Our stormwater and sewage infrastructure in Ontario is old and, in many municipalities, at or over capacity.
This is particularly the case in the Greater Golden Horseshoe, where population growth has far outstripped the expansion in our storage and treatment capacity for wastewater. This means every year we dump an increasing amount of untreated and partially treated sewage into our lakes and rivers.
The same waterbodies we swim, boat and fish in, and draw our drinking water from.
This is not a new issue. In fact, its an age-old practice.
The real problem with this is that we don't talk about it enough.
As a result, people unknowingly use these waterbodies during or shortly after sewage is dumped in them.
I would be willing to bet if people knew about a sewage bypass in their local waterbody they wouldn't be swimming, fishing or boating in it.
A majority of the sewage dumping that does occur goes unaccounted for and is difficult to track given the current state of our combined sewer systems in older urban centres; however, where we do track and monitor this dumping, we still, more-often-than-not, choose not to publicly report on it.
When municipalities are forced to bypass the full treatment cycle at their water treatment plants and dump partially treated sewage into a watercourse due to capacity issues they are required to report this to the Ministry of Environment and Climate Change (MOECC).
There is no requirement, however, to post this information publicly.
Last year, 6.5 billion litres of sewage bypassed the full treatment cycle and was knowingly dumped into public waterbodies across the province, according to the MOECC.
That equates to approximately 2,400 Olympic-sized swimming pools or approximately 47 minutes of flow over the Canadian side of the Niagara Falls — of sewage, into public watercourses that people swim, fish and boat in.
MPP Sylvia Jones is leading a campaign to make this information publicly available.
Bill 141, the Sewage Bypass Reporting Act, calls for the MOECC to simply publish the information it receives from municipalities about sewage bypasses on its website.
The process is simple and inexpensive and gives people this information so they can decide whether or not to use their local lake or river.
Dumping sewage is going to continue to happen.
Municipalities, with the help of the provincial and federal governments, are slowly working towards upgrading their wastewater systems to account for this problem, but it is going to take decades to accomplish.
In the meantime, we need to be giving people the heads-up that they may be swimming or fishing in water they recently flushed down their toilets.
We should be giving them the chance to decide whether to swim that day, or wait 24 hours for that water to move downstream.
Patrick McManus is the stakeholder relations manager for the Ontario Sewer and Watermain Construction Association.

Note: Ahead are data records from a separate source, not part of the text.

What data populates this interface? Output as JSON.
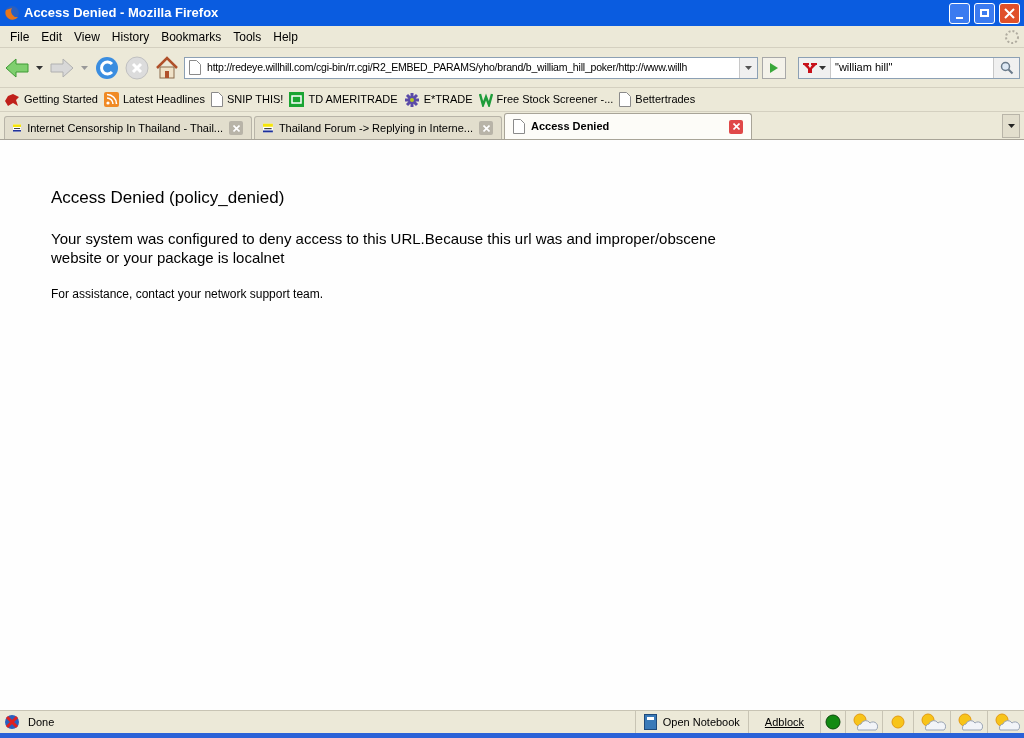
{
  "window": {
    "title": "Access Denied - Mozilla Firefox"
  },
  "menu": [
    "File",
    "Edit",
    "View",
    "History",
    "Bookmarks",
    "Tools",
    "Help"
  ],
  "address_bar": {
    "value": "http://redeye.willhill.com/cgi-bin/rr.cgi/R2_EMBED_PARAMS/yho/brand/b_william_hill_poker/http://www.willh"
  },
  "search": {
    "value": "\"william hill\""
  },
  "bookmarks": [
    {
      "label": "Getting Started",
      "kind": "dino"
    },
    {
      "label": "Latest Headlines",
      "kind": "rss"
    },
    {
      "label": "SNIP THIS!",
      "kind": "page"
    },
    {
      "label": "TD AMERITRADE",
      "kind": "td"
    },
    {
      "label": "E*TRADE",
      "kind": "etrade"
    },
    {
      "label": "Free Stock Screener -...",
      "kind": "w"
    },
    {
      "label": "Bettertrades",
      "kind": "page"
    }
  ],
  "tabs": [
    {
      "label": "Internet Censorship In Thailand - Thail...",
      "kind": "forum",
      "selected": false
    },
    {
      "label": "Thailand Forum -> Replying in Interne...",
      "kind": "forum",
      "selected": false
    },
    {
      "label": "Access Denied",
      "kind": "page",
      "selected": true
    }
  ],
  "page": {
    "heading": "Access Denied (policy_denied)",
    "message": "Your system was configured to deny access to this URL.Because this url was and improper/obscene website or your package is localnet",
    "note": "For assistance, contact your network support team."
  },
  "status_bar": {
    "status": "Done",
    "notebook": "Open Notebook",
    "adblock": "Adblock",
    "weather": [
      {
        "kind": "cloudsun"
      },
      {
        "kind": "sun"
      },
      {
        "kind": "cloudsun"
      },
      {
        "kind": "cloudsun"
      },
      {
        "kind": "cloudsun"
      }
    ]
  }
}
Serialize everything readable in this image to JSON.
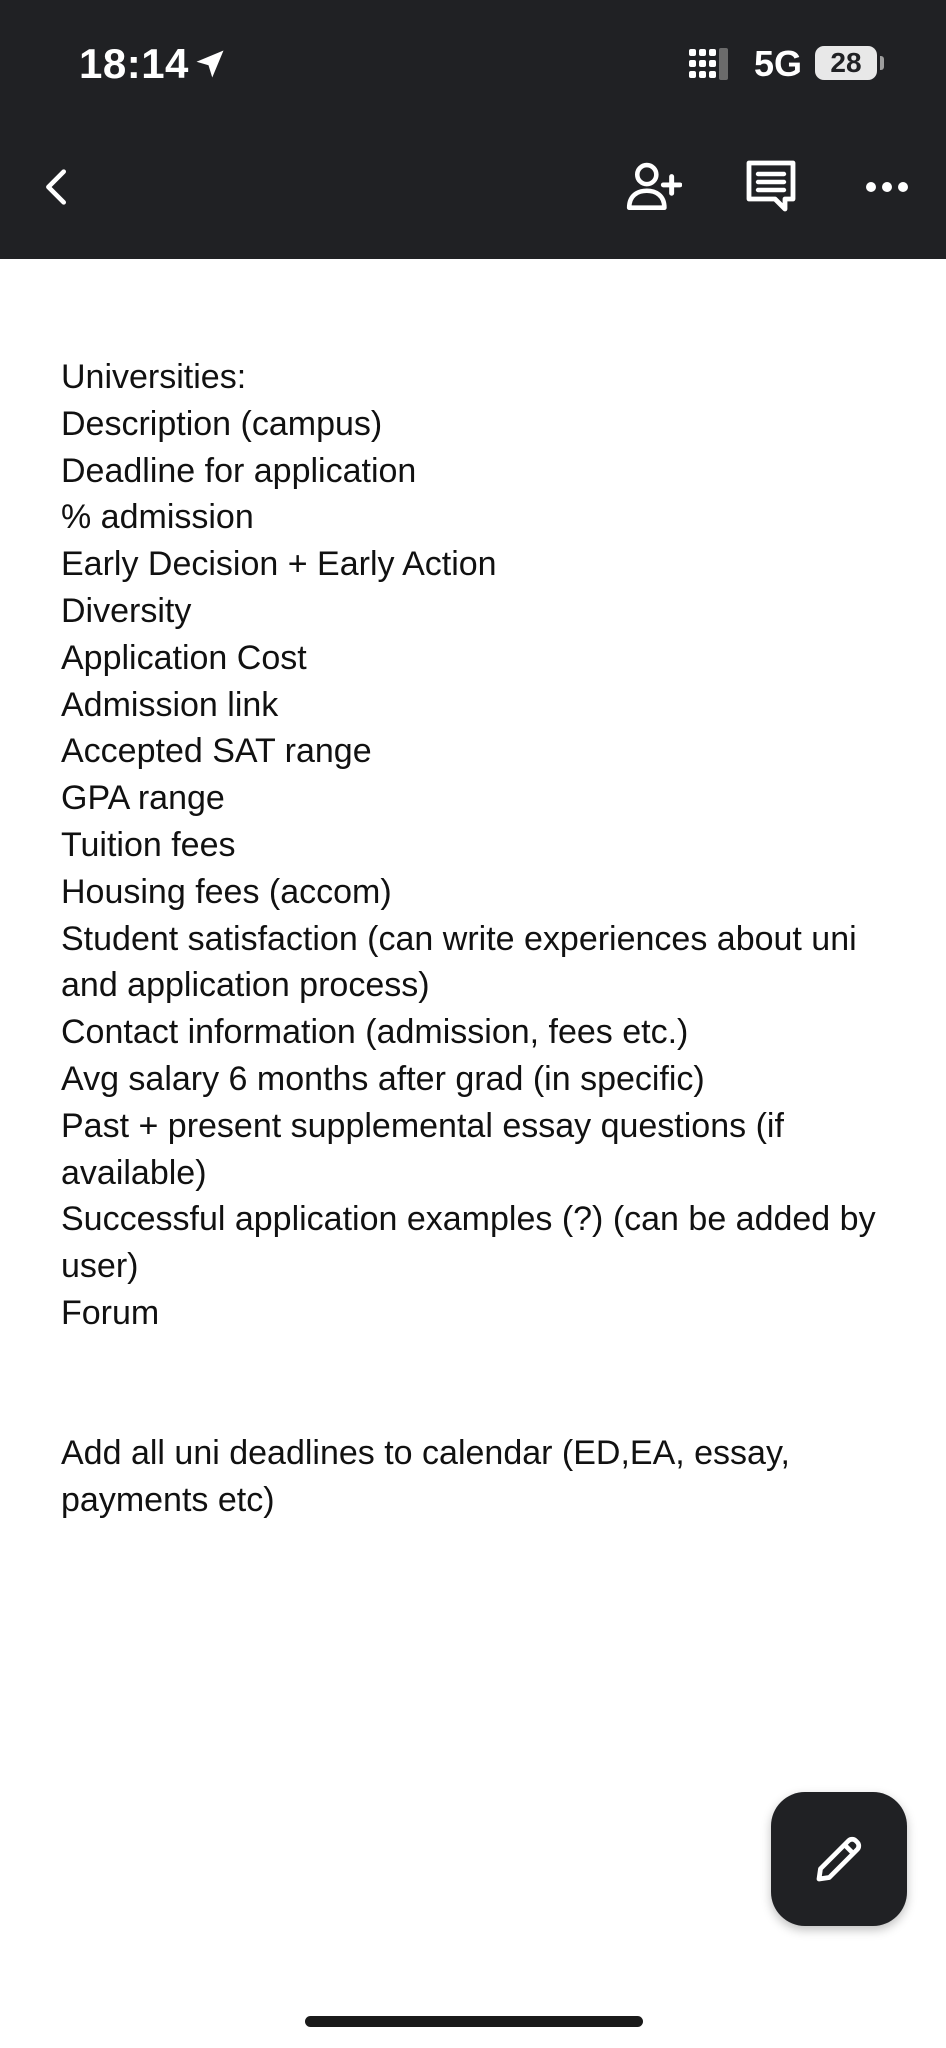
{
  "status_bar": {
    "time": "18:14",
    "network": "5G",
    "battery": "28"
  },
  "toolbar": {
    "back_icon": "chevron-left-icon",
    "share_icon": "person-add-icon",
    "comment_icon": "comment-icon",
    "more_icon": "more-horizontal-icon"
  },
  "document": {
    "lines": [
      "Universities:",
      "Description (campus)",
      "Deadline for application",
      "% admission",
      "Early Decision + Early Action",
      "Diversity",
      "Application Cost",
      "Admission link",
      "Accepted SAT range",
      "GPA range",
      "Tuition fees",
      "Housing fees (accom)",
      "Student satisfaction (can write experiences about uni and application process)",
      "Contact information (admission, fees etc.)",
      "Avg salary 6 months after grad (in specific)",
      "Past + present supplemental essay questions (if available)",
      "Successful application examples (?) (can be added by user)",
      "Forum"
    ],
    "footer_note": "Add all uni deadlines to calendar (ED,EA, essay, payments etc)"
  },
  "fab": {
    "icon": "pencil-icon"
  },
  "colors": {
    "toolbar_bg": "#202124",
    "text": "#111111",
    "background": "#ffffff"
  }
}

Send comments and Industry Perspectives column ideas to email@example.com.